No one should be forced to take drugs against their will, but people deserve to have agency over these decisions and they need accurate information and support from their loved ones and comrades in order to make an informed choice. Some people with mental health conditions may choose not to take medications, and they need a support system to help them develop healthy strategies to reduce their symptoms and enhance their wellbeing. Some people focus on self-care, making sure to get enough exercise, eat healthy meals, do regular journaling, spend time in nature, and have quality time with friends and lovers . Others find counseling, support groups, and classes to be nurturing and restorative. Creating art or music is very healing for many people. For some, pursuing a spiritual path through meditation or some other form of spiritual practice is central to sustaining their mental health.
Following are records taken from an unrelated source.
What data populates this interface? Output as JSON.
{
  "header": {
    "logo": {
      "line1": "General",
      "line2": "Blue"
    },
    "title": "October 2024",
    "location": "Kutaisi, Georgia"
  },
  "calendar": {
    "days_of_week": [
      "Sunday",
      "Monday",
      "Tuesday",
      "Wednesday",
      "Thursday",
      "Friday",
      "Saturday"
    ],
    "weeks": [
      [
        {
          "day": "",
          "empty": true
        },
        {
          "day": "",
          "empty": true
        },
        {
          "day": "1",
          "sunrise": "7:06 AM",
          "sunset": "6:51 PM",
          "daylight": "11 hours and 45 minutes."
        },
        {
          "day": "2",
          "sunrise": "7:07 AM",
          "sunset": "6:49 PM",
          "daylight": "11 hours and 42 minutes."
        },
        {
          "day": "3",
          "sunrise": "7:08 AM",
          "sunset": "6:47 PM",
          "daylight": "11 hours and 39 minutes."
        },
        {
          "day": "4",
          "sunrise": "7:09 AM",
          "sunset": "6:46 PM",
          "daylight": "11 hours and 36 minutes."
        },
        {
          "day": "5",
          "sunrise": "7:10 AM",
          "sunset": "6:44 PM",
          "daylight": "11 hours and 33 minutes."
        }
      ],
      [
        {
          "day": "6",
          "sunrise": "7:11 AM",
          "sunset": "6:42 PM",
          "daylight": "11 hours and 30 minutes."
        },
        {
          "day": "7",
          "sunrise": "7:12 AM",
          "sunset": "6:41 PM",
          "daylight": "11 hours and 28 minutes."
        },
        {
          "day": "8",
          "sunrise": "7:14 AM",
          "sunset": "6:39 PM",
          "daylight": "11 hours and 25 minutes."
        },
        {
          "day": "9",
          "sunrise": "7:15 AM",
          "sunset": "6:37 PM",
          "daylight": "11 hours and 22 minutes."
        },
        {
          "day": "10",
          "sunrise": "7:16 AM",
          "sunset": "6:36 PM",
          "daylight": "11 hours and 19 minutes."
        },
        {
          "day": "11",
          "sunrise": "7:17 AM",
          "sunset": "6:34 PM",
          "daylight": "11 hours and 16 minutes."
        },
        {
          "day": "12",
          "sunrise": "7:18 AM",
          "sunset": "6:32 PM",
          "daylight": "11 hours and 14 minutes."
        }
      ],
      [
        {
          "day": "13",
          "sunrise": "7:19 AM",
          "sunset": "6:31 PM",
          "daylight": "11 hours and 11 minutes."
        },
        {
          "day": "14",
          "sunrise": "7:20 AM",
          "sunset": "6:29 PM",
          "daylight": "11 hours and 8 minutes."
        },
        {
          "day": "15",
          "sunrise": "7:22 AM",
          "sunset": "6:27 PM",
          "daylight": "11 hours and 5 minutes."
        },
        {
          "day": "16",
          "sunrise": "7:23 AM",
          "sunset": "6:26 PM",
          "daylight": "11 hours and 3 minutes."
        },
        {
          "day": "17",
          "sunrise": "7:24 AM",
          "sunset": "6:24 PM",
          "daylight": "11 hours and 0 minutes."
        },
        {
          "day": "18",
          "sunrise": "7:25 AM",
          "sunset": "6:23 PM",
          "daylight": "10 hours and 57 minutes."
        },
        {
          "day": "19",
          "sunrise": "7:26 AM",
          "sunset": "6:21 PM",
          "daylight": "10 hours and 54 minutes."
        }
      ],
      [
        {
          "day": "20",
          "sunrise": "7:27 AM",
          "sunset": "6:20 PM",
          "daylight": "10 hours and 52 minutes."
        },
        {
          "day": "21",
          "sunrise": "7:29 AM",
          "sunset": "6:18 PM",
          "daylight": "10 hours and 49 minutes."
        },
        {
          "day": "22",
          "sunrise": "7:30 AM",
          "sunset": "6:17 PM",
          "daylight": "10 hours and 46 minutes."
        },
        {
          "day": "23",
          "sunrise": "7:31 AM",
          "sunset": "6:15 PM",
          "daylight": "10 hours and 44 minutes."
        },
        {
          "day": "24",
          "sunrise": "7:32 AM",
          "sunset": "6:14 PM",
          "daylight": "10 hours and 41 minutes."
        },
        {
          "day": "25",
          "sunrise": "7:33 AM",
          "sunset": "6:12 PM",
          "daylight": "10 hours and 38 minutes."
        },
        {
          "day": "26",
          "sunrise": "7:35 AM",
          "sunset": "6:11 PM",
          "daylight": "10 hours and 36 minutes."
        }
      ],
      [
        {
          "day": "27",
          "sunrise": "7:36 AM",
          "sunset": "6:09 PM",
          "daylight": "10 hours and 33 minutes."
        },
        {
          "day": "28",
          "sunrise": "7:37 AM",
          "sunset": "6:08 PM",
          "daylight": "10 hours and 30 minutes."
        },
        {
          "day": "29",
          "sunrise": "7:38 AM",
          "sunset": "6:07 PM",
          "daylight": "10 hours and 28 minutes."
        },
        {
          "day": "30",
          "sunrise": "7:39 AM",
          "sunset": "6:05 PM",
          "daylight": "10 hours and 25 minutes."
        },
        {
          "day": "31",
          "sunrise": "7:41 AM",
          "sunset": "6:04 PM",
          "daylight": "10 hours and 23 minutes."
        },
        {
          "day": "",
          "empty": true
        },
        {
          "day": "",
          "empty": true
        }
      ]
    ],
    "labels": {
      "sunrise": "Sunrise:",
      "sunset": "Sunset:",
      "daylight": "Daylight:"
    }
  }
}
None of these options are mutually exclusive. Many people take medication, either for a few months while they are experiencing a mental health crisis, or for a much longer period, sometimes for many years, to relieve their symptoms. However, they may also concurrently utilize many of the other strategies of self-care, counseling, creating art, or a spiritual practice, both to help them recover and then to prevent the symptoms from recurring.

Rather than judging anyone for the tools they choose to use to survive, radical movements can support our comrades and respect their choices. Many activists struggle with these conditions and need as much support and love as we can offer them.

Doing radical political activism is very hard work, and many people become exhausted and experience burn-out, frustration, sadness, self-doubt, and a deep feeling of hopelessness at certain points in their lives. Capitalism is stubbornly resistant to change, and many people feel angry and discouraged after spending years working so hard and seeing only incremental progress. This can lead to many of our comrades experiencing periods of depression, anxiety, and feeling incapacitated.

Many anarchists have told me that they weathered these periods alone, because they were reluctant to talk to others for fear of being seen as weak or wrong, and they did not think anyone would care about their struggles. In fact, many activists have said that when they reached out for help, they were told they were “self-centered” or “entitled” and attacked for “not pulling their weight” in a political organization or collective. Or they were told that other people are more oppressed than they are so they shouldn’t complain about their problems, or that mental health problems are a “first world problem.” Many people drop out of our organizations and even give up on political activism when they are ridiculed instead of supported.

On a positive note, I have seen some people in crisis who have had a very tight community of friends and loved ones who provided emotional and practical support to help them through it. This is our anarchist community at its best: providing mutual aid that can include anything from keeping someone fed and housed to taking turns staying up all night with them during a suicidal crisis. We can sustain ourselves, our loved ones, and our movements over time by being compassionate and providing support.